Private Samuel Barton of Company B (Suffolk) said: "
Suffolk's Company B also took part in the first-ever bilateral Finnish-British exercises, close to Helsinki on the island of Santahamina, with a total of 1,000 soldiers conducting urban warfare training.
Roses were worn on the hats of all the participating soldiers in a tribute to the 260th anniversary of the Battle of Minden on August 1.
The predecessors of the Royal Anglian Regiment, the 12th Foot, consider it to be one of their proudest battles.
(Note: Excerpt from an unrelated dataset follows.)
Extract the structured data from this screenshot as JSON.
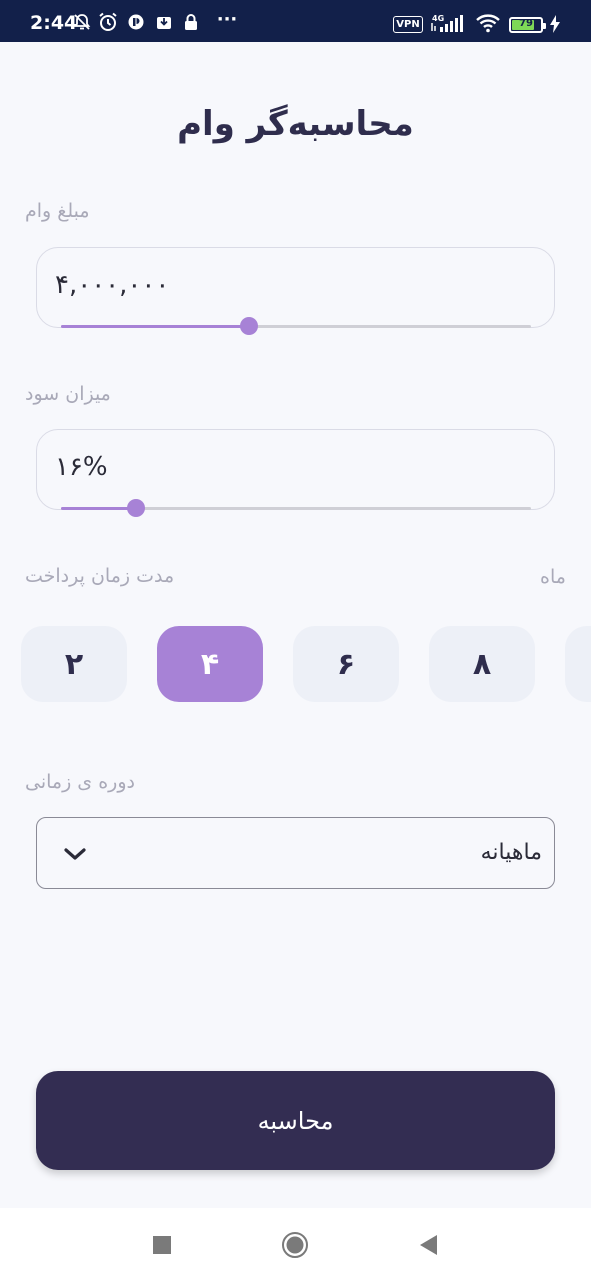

The 12th Foot marched upon the French Cavalry at the battle in 1759, picking red and yellow roses from the hedgerows as they went and placing them in their headdresses - with the colours now used in the patches the regiment wear to identify themselves.
Commanding Officer, Lieutenant Colonel Phillip Moxey MBE, said: "This year's 260th anniversary is particularly special as it offers us not just the chance to reflect on those famous actions but also as the opportunity to recognise the service and commitment of the modern day infantryman."
Some 80 soldiers from the battalion were also deployed alongside 39 Engineer Regiment on a UK peacekeeping mission to South Sudan.
Based in Malakal and Bentiu, their primary tasks were base security and force protection for the engineers as they completed the construction of hospitals and roads.